■ What needs to be done
Pictures aside, copy every record word for word.

(Available records)

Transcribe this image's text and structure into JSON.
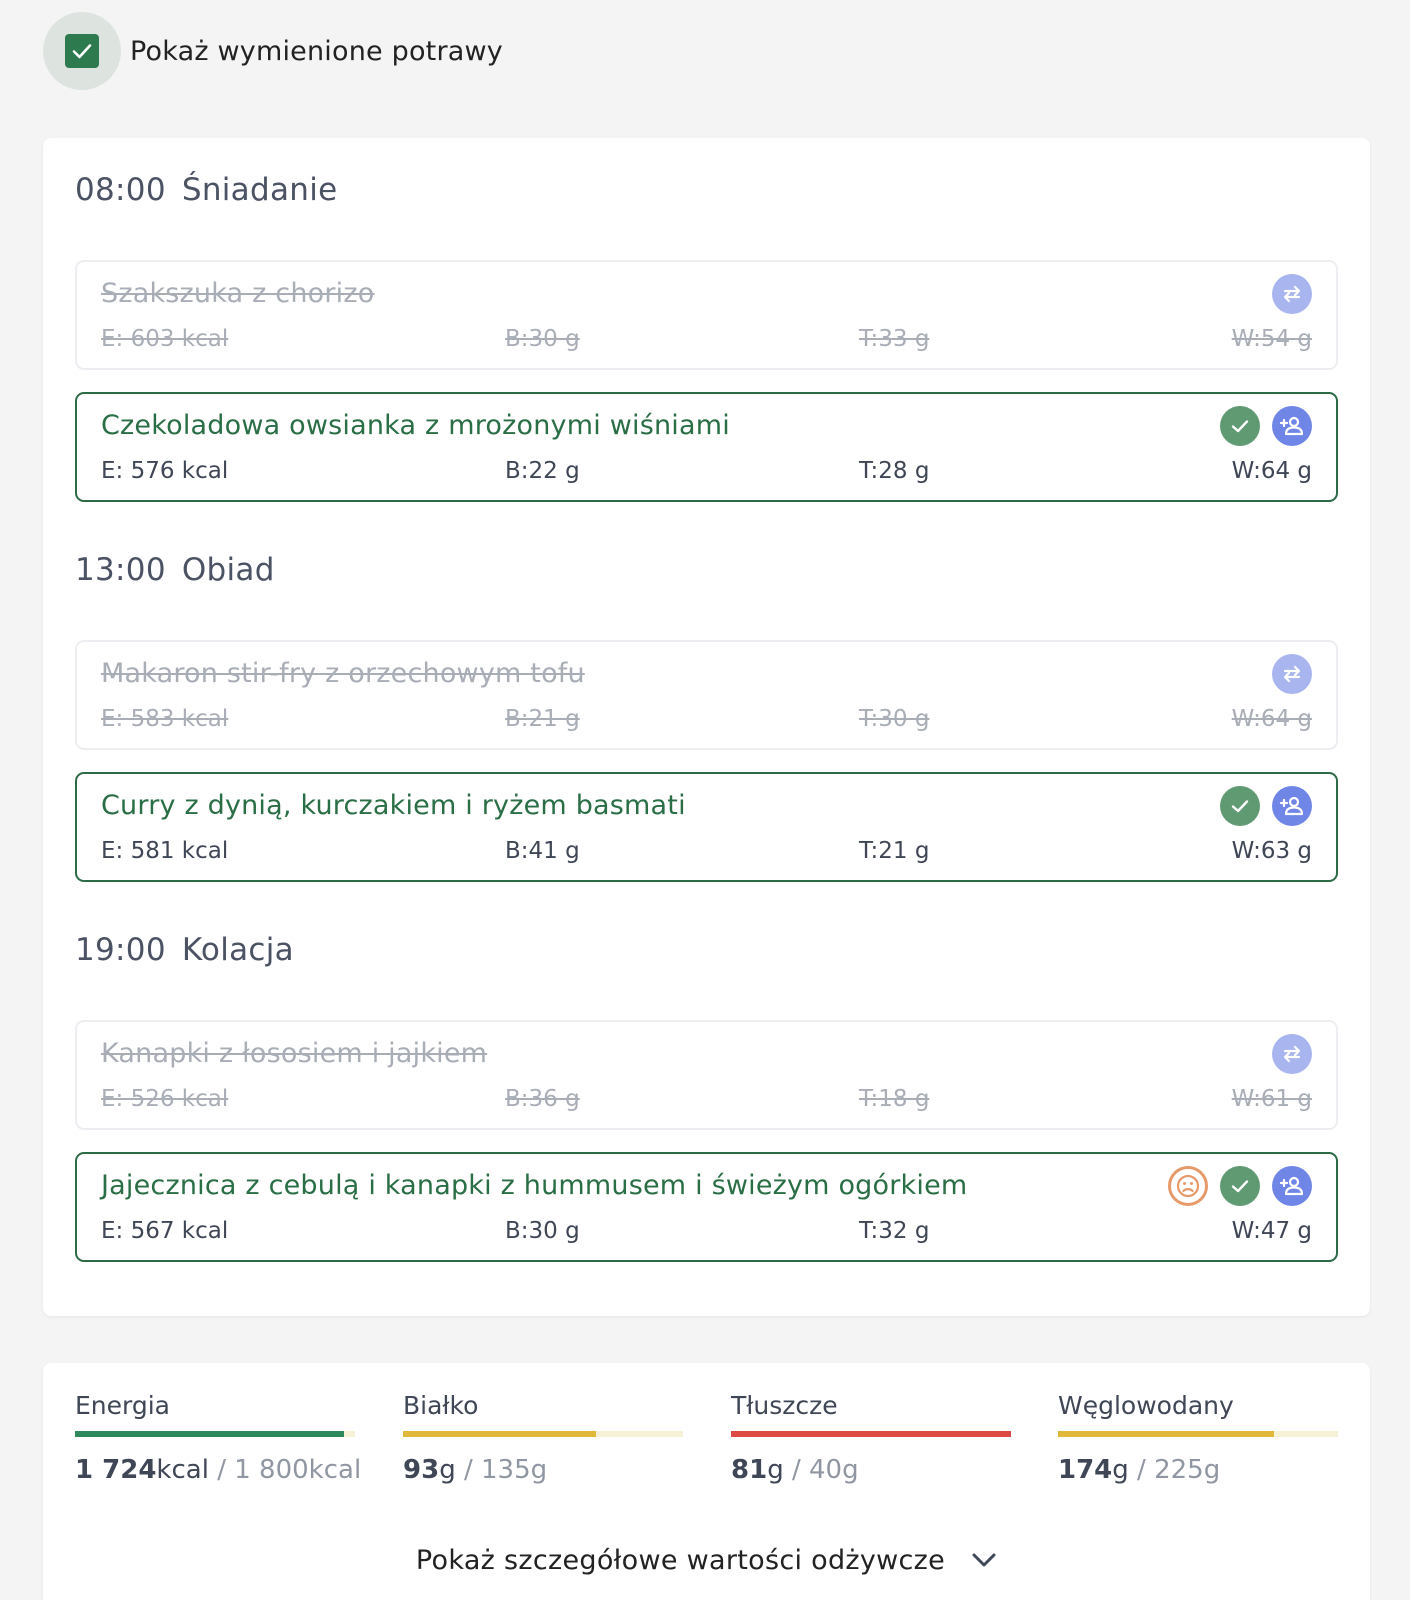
{
  "toggle": {
    "label": "Pokaż wymienione potrawy",
    "checked": true
  },
  "meals": [
    {
      "time": "08:00",
      "name": "Śniadanie",
      "replaced": {
        "name": "Szakszuka z chorizo",
        "e": "E: 603 kcal",
        "b": "B:30 g",
        "t": "T:33 g",
        "w": "W:54 g"
      },
      "current": {
        "name": "Czekoladowa owsianka z mrożonymi wiśniami",
        "e": "E: 576 kcal",
        "b": "B:22 g",
        "t": "T:28 g",
        "w": "W:64 g",
        "icons": [
          "check-icon",
          "add-person-icon"
        ]
      }
    },
    {
      "time": "13:00",
      "name": "Obiad",
      "replaced": {
        "name": "Makaron stir-fry z orzechowym tofu",
        "e": "E: 583 kcal",
        "b": "B:21 g",
        "t": "T:30 g",
        "w": "W:64 g"
      },
      "current": {
        "name": "Curry z dynią, kurczakiem i ryżem basmati",
        "e": "E: 581 kcal",
        "b": "B:41 g",
        "t": "T:21 g",
        "w": "W:63 g",
        "icons": [
          "check-icon",
          "add-person-icon"
        ]
      }
    },
    {
      "time": "19:00",
      "name": "Kolacja",
      "replaced": {
        "name": "Kanapki z łososiem i jajkiem",
        "e": "E: 526 kcal",
        "b": "B:36 g",
        "t": "T:18 g",
        "w": "W:61 g"
      },
      "current": {
        "name": "Jajecznica z cebulą i kanapki z hummusem i świeżym ogórkiem",
        "e": "E: 567 kcal",
        "b": "B:30 g",
        "t": "T:32 g",
        "w": "W:47 g",
        "icons": [
          "sad-face-icon",
          "check-icon",
          "add-person-icon"
        ]
      }
    }
  ],
  "summary": {
    "nutrients": [
      {
        "label": "Energia",
        "current": "1 724",
        "target": "1 800kcal",
        "unit": "kcal",
        "progress": 0.96,
        "color": "#2e8a5a"
      },
      {
        "label": "Białko",
        "current": "93",
        "target": "135g",
        "unit": "g",
        "progress": 0.69,
        "color": "#e0b93a"
      },
      {
        "label": "Tłuszcze",
        "current": "81",
        "target": "40g",
        "unit": "g",
        "progress": 1.0,
        "color": "#dc4a44"
      },
      {
        "label": "Węglowodany",
        "current": "174",
        "target": "225g",
        "unit": "g",
        "progress": 0.77,
        "color": "#e0b93a"
      }
    ],
    "details_label": "Pokaż szczegółowe wartości odżywcze"
  },
  "colors": {
    "accent": "#2d7a4f",
    "swap": "#a9b5ef",
    "person": "#6f86e6",
    "sad": "#e6996a"
  }
}
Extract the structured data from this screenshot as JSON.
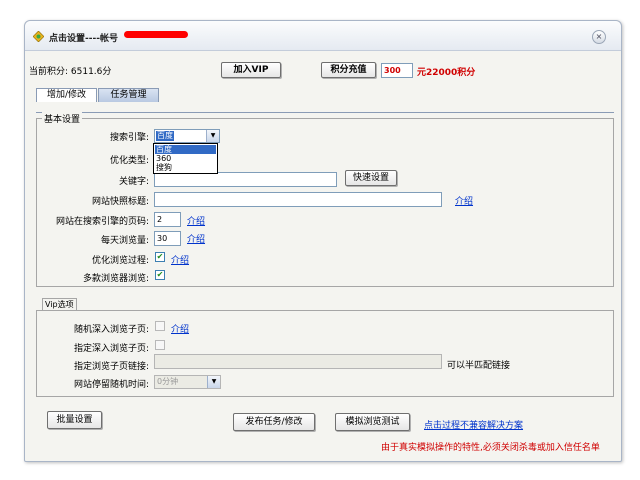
{
  "window": {
    "title": "点击设置----帐号",
    "close_icon": "×"
  },
  "top": {
    "score_label": "当前积分: 6511.6分",
    "join_vip": "加入VIP",
    "recharge": "积分充值",
    "recharge_amount": "300",
    "recharge_result": "元22000积分"
  },
  "tabs": [
    {
      "label": "增加/修改"
    },
    {
      "label": "任务管理"
    }
  ],
  "basic": {
    "group_title": "基本设置",
    "search_engine_label": "搜索引擎:",
    "search_engine_value": "百度",
    "search_engine_options": [
      "百度",
      "360",
      "搜狗"
    ],
    "opt_type_label": "优化类型:",
    "keyword_label": "关键字:",
    "keyword_value": "",
    "quick_setup": "快速设置",
    "snapshot_title_label": "网站快照标题:",
    "snapshot_title_value": "",
    "intro1": "介绍",
    "pages_label": "网站在搜索引擎的页码:",
    "pages_value": "2",
    "intro2": "介绍",
    "daily_views_label": "每天浏览量:",
    "daily_views_value": "30",
    "intro3": "介绍",
    "optimize_process_label": "优化浏览过程:",
    "optimize_process_checked": true,
    "intro4": "介绍",
    "multi_browser_label": "多款浏览器浏览:",
    "multi_browser_checked": true
  },
  "vip": {
    "group_title": "Vip选项",
    "random_deep_label": "随机深入浏览子页:",
    "intro5": "介绍",
    "specify_deep_label": "指定深入浏览子页:",
    "specify_link_label": "指定浏览子页链接:",
    "specify_link_value": "",
    "half_match": "可以半匹配链接",
    "stay_time_label": "网站停留随机时间:",
    "stay_time_value": "0分钟"
  },
  "bottom": {
    "batch": "批量设置",
    "publish": "发布任务/修改",
    "simulate": "模拟浏览测试",
    "incompat_link": "点击过程不兼容解决方案",
    "note": "由于真实模拟操作的特性,必须关闭杀毒或加入信任名单"
  },
  "colors": {
    "accent_red": "#d00000",
    "link_blue": "#0033cc",
    "highlight": "#316ac5"
  }
}
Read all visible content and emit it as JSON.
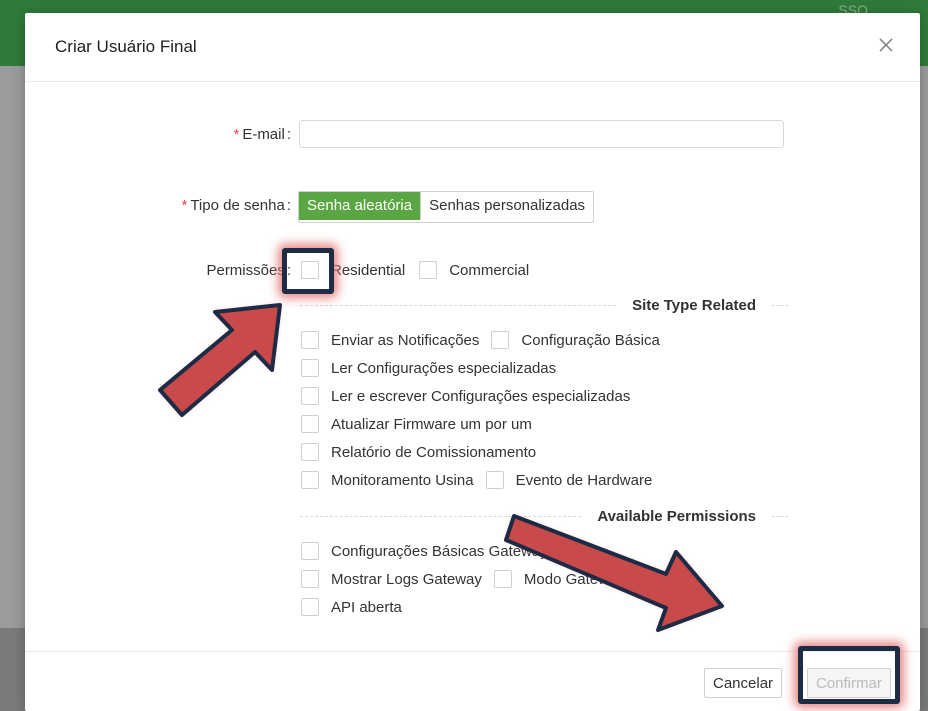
{
  "background": {
    "header_text": "SSO"
  },
  "modal": {
    "title": "Criar Usuário Final",
    "close_icon": "close-icon"
  },
  "form": {
    "email": {
      "required_mark": "*",
      "label": "E-mail",
      "colon": ":",
      "value": "",
      "placeholder": ""
    },
    "password_type": {
      "required_mark": "*",
      "label": "Tipo de senha",
      "colon": ":",
      "options": [
        "Senha aleatória",
        "Senhas personalizadas"
      ],
      "selected": "Senha aleatória"
    },
    "permissions": {
      "label": "Permissões",
      "colon": ":",
      "options": [
        "Residential",
        "Commercial"
      ]
    },
    "site_type_related": {
      "title": "Site Type Related",
      "items": [
        "Enviar as Notificações",
        "Configuração Básica",
        "Ler Configurações especializadas",
        "Ler e escrever Configurações especializadas",
        "Atualizar Firmware um por um",
        "Relatório de Comissionamento",
        "Monitoramento Usina",
        "Evento de Hardware"
      ]
    },
    "available_permissions": {
      "title": "Available Permissions",
      "items": [
        "Configurações Básicas Gateway",
        "Mostrar Logs Gateway",
        "Modo Gateway",
        "API aberta"
      ]
    }
  },
  "footer": {
    "cancel": "Cancelar",
    "confirm": "Confirmar"
  },
  "colors": {
    "accent": "#5aa642",
    "required": "#e04848",
    "annotation": "#1d2b44",
    "arrow": "#c94a4a"
  }
}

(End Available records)

■ Answer area
Transcribe this image's text and structure into JSON.
{
  "toggle": {
    "label": "Pokaż wymienione potrawy",
    "checked": true
  },
  "meals": [
    {
      "time": "08:00",
      "name": "Śniadanie",
      "replaced": {
        "name": "Szakszuka z chorizo",
        "e": "E: 603 kcal",
        "b": "B:30 g",
        "t": "T:33 g",
        "w": "W:54 g"
      },
      "current": {
        "name": "Czekoladowa owsianka z mrożonymi wiśniami",
        "e": "E: 576 kcal",
        "b": "B:22 g",
        "t": "T:28 g",
        "w": "W:64 g",
        "icons": [
          "check-icon",
          "add-person-icon"
        ]
      }
    },
    {
      "time": "13:00",
      "name": "Obiad",
      "replaced": {
        "name": "Makaron stir-fry z orzechowym tofu",
        "e": "E: 583 kcal",
        "b": "B:21 g",
        "t": "T:30 g",
        "w": "W:64 g"
      },
      "current": {
        "name": "Curry z dynią, kurczakiem i ryżem basmati",
        "e": "E: 581 kcal",
        "b": "B:41 g",
        "t": "T:21 g",
        "w": "W:63 g",
        "icons": [
          "check-icon",
          "add-person-icon"
        ]
      }
    },
    {
      "time": "19:00",
      "name": "Kolacja",
      "replaced": {
        "name": "Kanapki z łososiem i jajkiem",
        "e": "E: 526 kcal",
        "b": "B:36 g",
        "t": "T:18 g",
        "w": "W:61 g"
      },
      "current": {
        "name": "Jajecznica z cebulą i kanapki z hummusem i świeżym ogórkiem",
        "e": "E: 567 kcal",
        "b": "B:30 g",
        "t": "T:32 g",
        "w": "W:47 g",
        "icons": [
          "sad-face-icon",
          "check-icon",
          "add-person-icon"
        ]
      }
    }
  ],
  "summary": {
    "nutrients": [
      {
        "label": "Energia",
        "current": "1 724",
        "target": "1 800kcal",
        "unit": "kcal",
        "progress": 0.96,
        "color": "#2e8a5a"
      },
      {
        "label": "Białko",
        "current": "93",
        "target": "135g",
        "unit": "g",
        "progress": 0.69,
        "color": "#e0b93a"
      },
      {
        "label": "Tłuszcze",
        "current": "81",
        "target": "40g",
        "unit": "g",
        "progress": 1.0,
        "color": "#dc4a44"
      },
      {
        "label": "Węglowodany",
        "current": "174",
        "target": "225g",
        "unit": "g",
        "progress": 0.77,
        "color": "#e0b93a"
      }
    ],
    "details_label": "Pokaż szczegółowe wartości odżywcze"
  },
  "colors": {
    "accent": "#2d7a4f",
    "swap": "#a9b5ef",
    "person": "#6f86e6",
    "sad": "#e6996a"
  }
}
Extract the structured data from this screenshot as JSON.
{
  "window": {
    "title": "点击设置----帐号",
    "close_icon": "×"
  },
  "top": {
    "score_label": "当前积分: 6511.6分",
    "join_vip": "加入VIP",
    "recharge": "积分充值",
    "recharge_amount": "300",
    "recharge_result": "元22000积分"
  },
  "tabs": [
    {
      "label": "增加/修改"
    },
    {
      "label": "任务管理"
    }
  ],
  "basic": {
    "group_title": "基本设置",
    "search_engine_label": "搜索引擎:",
    "search_engine_value": "百度",
    "search_engine_options": [
      "百度",
      "360",
      "搜狗"
    ],
    "opt_type_label": "优化类型:",
    "keyword_label": "关键字:",
    "keyword_value": "",
    "quick_setup": "快速设置",
    "snapshot_title_label": "网站快照标题:",
    "snapshot_title_value": "",
    "intro1": "介绍",
    "pages_label": "网站在搜索引擎的页码:",
    "pages_value": "2",
    "intro2": "介绍",
    "daily_views_label": "每天浏览量:",
    "daily_views_value": "30",
    "intro3": "介绍",
    "optimize_process_label": "优化浏览过程:",
    "optimize_process_checked": true,
    "intro4": "介绍",
    "multi_browser_label": "多款浏览器浏览:",
    "multi_browser_checked": true
  },
  "vip": {
    "group_title": "Vip选项",
    "random_deep_label": "随机深入浏览子页:",
    "intro5": "介绍",
    "specify_deep_label": "指定深入浏览子页:",
    "specify_link_label": "指定浏览子页链接:",
    "specify_link_value": "",
    "half_match": "可以半匹配链接",
    "stay_time_label": "网站停留随机时间:",
    "stay_time_value": "0分钟"
  },
  "bottom": {
    "batch": "批量设置",
    "publish": "发布任务/修改",
    "simulate": "模拟浏览测试",
    "incompat_link": "点击过程不兼容解决方案",
    "note": "由于真实模拟操作的特性,必须关闭杀毒或加入信任名单"
  },
  "colors": {
    "accent_red": "#d00000",
    "link_blue": "#0033cc",
    "highlight": "#316ac5"
  }
}
Read all visible content and emit it as JSON.
{
  "background": {
    "header_text": "SSO"
  },
  "modal": {
    "title": "Criar Usuário Final",
    "close_icon": "close-icon"
  },
  "form": {
    "email": {
      "required_mark": "*",
      "label": "E-mail",
      "colon": ":",
      "value": "",
      "placeholder": ""
    },
    "password_type": {
      "required_mark": "*",
      "label": "Tipo de senha",
      "colon": ":",
      "options": [
        "Senha aleatória",
        "Senhas personalizadas"
      ],
      "selected": "Senha aleatória"
    },
    "permissions": {
      "label": "Permissões",
      "colon": ":",
      "options": [
        "Residential",
        "Commercial"
      ]
    },
    "site_type_related": {
      "title": "Site Type Related",
      "items": [
        "Enviar as Notificações",
        "Configuração Básica",
        "Ler Configurações especializadas",
        "Ler e escrever Configurações especializadas",
        "Atualizar Firmware um por um",
        "Relatório de Comissionamento",
        "Monitoramento Usina",
        "Evento de Hardware"
      ]
    },
    "available_permissions": {
      "title": "Available Permissions",
      "items": [
        "Configurações Básicas Gateway",
        "Mostrar Logs Gateway",
        "Modo Gateway",
        "API aberta"
      ]
    }
  },
  "footer": {
    "cancel": "Cancelar",
    "confirm": "Confirmar"
  },
  "colors": {
    "accent": "#5aa642",
    "required": "#e04848",
    "annotation": "#1d2b44",
    "arrow": "#c94a4a"
  }
}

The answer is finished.